How hard is it to see a doctor? It all depends on where you live and what your circumstaces are. Demographic factors have produced a large number of doctors at retirement age. Others have set up concierge practices that require patients to pay an annual fee to receive treatment.
A 2012 study by the physician recruiting firm Merritt Hawkins found that, even then, more than half of doctors had limited Medicare patient access to their practices. One out of four no longer took on Medicaid patients.
For a while now, healthcare policymakers have been warning that the U.S. could face a shortage of primary care physicians in the next few years.
IHS Inc., an economic forecasting firm, issued a report commissioned by the American Association of Medical Colleges, looking at physician supply and demand between 2013 and 2025.
It broke the results down by four specialties: primary care, medical specialties, surgical specialties, and “other” specialties.
Supply and demand
Early in the study cycle, it finds that demand for physicians is growing faster than supply. Even though the supply of available doctors is projected to grow modestly between 2013 and 2025, demand for their services will grow even faster.
The report projects that demand for physicians will grow by up to 17%, triggered by a population that is both growing and aging.
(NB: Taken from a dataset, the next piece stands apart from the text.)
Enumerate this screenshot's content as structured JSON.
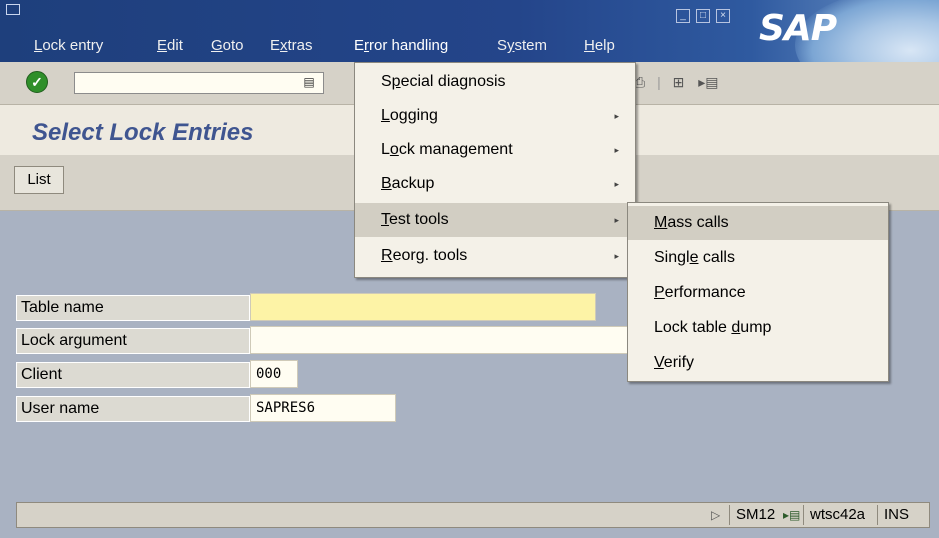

The fact that more people are covered by health insurance under the Affordable Care Act (ACA) accounts for only a 2% increase in demand, the researchers found. Other studies have shown that many newly covered consumers don't seek medical treatment, due in part to high deductibles.
The authors warn that by 2025, anywhere from 46,000 to 90,000 more consumers will be seeking medical treatment than there are doctors to treat them. Total shortages in 2025 are expected to vary by specialty grouping. They include 12,500 to 31,100 fewer primary care physicians, 5,100 to 12,300 medical specialists, 23,100 to 31,600 surgical specialists, and 28,200 and 63,700 non-primary care physicians.
The report's authors suggest a multi-pronged approach to addressing the shortfall. Innovation in delivery of services could help, they say, such as greater reliance on technology.
In the end, the authors believe that no single solution will be sufficient. And because it takes so long to train a physician, the problem needs to be addressed now.
Until that happens, walk-in clinics and urgent care facilities may take up some of the slack. But the Urgent Care Association of American says these stand-alone medical facilities should not take the place of ongoing primary care, but rather should be considered a bridge for patients between health care providers.